None: What it says on the tin.  It just doesn't lock.  This is fairly common with Swiss Army Knives (SAKs) and their derivatives.

Liner Lock: The liner is the part of the knife that lays to either side of the blade it's self, and sometimes is an integrated piece with the grip, though sometimes grips are added onseparately.  In a liner lock some portion of the liner is tension-loaded to slip into the center-channel of the knife once the blade is unfolded.  It then rests behind a tab/shelf on the knife, in order to hold the knife blade in place.  You need to reach into the internal portion of the handle and press this tab to the side in order to un-lock the knife.  An example from knifekits can be found here.

This style is one of the simplest, and easiest to construct, but also requires some dexterity to close well, and some people are nervous about the possibility of the blade slicing their fingers due to the fact that you need to start to shut the knife while holding the tab in, and as such your fingers will be in the path of the blade as it starts to fold.  As long as you keep control of the blade, though, it should be safe.  Another complaint about liner locks is that some of the cheeper liner lock blades don't lock the blade open well, which is a danger when it is in use.

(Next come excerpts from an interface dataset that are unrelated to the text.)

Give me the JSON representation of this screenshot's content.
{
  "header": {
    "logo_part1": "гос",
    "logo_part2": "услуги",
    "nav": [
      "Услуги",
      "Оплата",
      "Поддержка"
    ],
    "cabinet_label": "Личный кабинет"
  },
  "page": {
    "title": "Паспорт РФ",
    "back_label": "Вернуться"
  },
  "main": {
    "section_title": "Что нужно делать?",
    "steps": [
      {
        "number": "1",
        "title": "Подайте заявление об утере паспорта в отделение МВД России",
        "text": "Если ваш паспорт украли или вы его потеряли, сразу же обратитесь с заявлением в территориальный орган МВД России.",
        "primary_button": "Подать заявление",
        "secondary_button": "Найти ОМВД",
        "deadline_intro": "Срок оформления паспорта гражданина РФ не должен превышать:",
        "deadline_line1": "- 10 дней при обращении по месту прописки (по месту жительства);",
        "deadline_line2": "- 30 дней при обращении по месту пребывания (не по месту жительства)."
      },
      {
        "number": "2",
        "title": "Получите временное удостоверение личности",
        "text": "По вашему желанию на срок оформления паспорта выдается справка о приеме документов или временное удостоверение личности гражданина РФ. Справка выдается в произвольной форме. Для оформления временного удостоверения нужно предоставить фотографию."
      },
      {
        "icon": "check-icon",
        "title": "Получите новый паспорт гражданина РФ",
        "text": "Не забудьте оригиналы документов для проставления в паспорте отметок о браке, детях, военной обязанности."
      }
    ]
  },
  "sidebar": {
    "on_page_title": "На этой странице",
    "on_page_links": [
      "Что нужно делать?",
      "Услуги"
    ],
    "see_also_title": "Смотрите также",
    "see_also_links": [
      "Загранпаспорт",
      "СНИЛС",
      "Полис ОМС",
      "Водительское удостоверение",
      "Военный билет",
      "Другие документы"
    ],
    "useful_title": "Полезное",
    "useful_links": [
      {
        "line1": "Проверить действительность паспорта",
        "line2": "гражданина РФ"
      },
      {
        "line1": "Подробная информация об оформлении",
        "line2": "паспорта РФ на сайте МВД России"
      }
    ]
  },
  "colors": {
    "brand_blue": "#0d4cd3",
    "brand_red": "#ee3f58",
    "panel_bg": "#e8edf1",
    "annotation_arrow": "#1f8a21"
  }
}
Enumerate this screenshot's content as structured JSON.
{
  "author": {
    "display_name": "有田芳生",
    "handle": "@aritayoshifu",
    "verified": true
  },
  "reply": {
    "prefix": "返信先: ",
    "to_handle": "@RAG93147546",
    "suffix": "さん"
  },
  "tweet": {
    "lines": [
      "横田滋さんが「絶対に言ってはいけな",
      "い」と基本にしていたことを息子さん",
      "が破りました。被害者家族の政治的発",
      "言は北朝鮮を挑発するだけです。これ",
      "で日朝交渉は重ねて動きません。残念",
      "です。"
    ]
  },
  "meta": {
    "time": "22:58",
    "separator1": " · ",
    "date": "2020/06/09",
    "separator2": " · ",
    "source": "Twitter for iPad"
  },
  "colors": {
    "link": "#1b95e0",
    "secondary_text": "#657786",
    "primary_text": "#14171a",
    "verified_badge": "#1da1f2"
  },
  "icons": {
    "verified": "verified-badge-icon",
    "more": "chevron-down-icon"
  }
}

Spine Lock: In this case, when the blade is unfolded, the blade is held in place by the spine of the handle sliding in behind the spine of the blade, and into a knotch there, where a tab on the spine interlocks with a tab on the axis around which the blade rotates, thus preventing the blade from moving.  The tab on the spine is kept depressed there by a spring.  You over-come this by pressing on a spot on the spine, where there is a divot to either side in the handle.  This raises the spine-tab out of the blade-notch, and allows the blade to fold.
An example from knifekits can be found here.

This style of lock removes the need to place your fingers in the way of the folding knife, but for most users still requires two hands to operate.  It also introduces a few additional moving parts, but is still relatively simple to set up.

Button Lock:  In this particular style of lock, the blade is kept locked by a rod that passes through a knotch in the area that the blade rotates around, and which is manipulated by a button.  When the button is not depressed, the rod is wide enough to lock the blade in place.  When the button is depressed, the rod is narrow enough for the blade to rotate, and the knotch to slip out from around the rod, thus allowing the blade to rotate.  An example from knifekits can be found here.  It may be a bit big for your use though.

This style of blade is fairly intuitive to use.  It is usually the easiest to open or close with one-handed operation, and in many cases the knife is designed to lock closed, as well as locking open, thus leaving an even lower than usual possibility of the knife opening in your pocket and injuring you when you go to reach for it.  This locking style has more moving parts than most, but I have been told that the specific part above is relatively easy for anyone with an engineering mind-set, or physical technical skills.  This is my personally preferred lock-style for use.



I personally intend to get the knife I linked to in the button lock style.  The one down-side, as far as I'm concerned, is that the blade is above the allowed legal limit length-wide for carrying concealed in my area.  As a result, I will need to shorten the blade with a rasp.  I am currently practicing on tools where the edge is less critical, like my shovels that already came dull.

As far as shirt-pocket-carry, some areas actually have such asinine and restrictive laws that carrying a 2.25 inch blade in your breast pocket is considered to be carrying a concealed and deadly weapon without a permit, and can land you a felony charge.  I strongly suggest contacting your local police and/or sherif's offices, or possibly contacting the public defender's office.  You might also be able to find the laws online from a non-profit knifes rights group.  Once you know what the upper limit is, you can safely stay within it and stay out of trouble, if you so choose.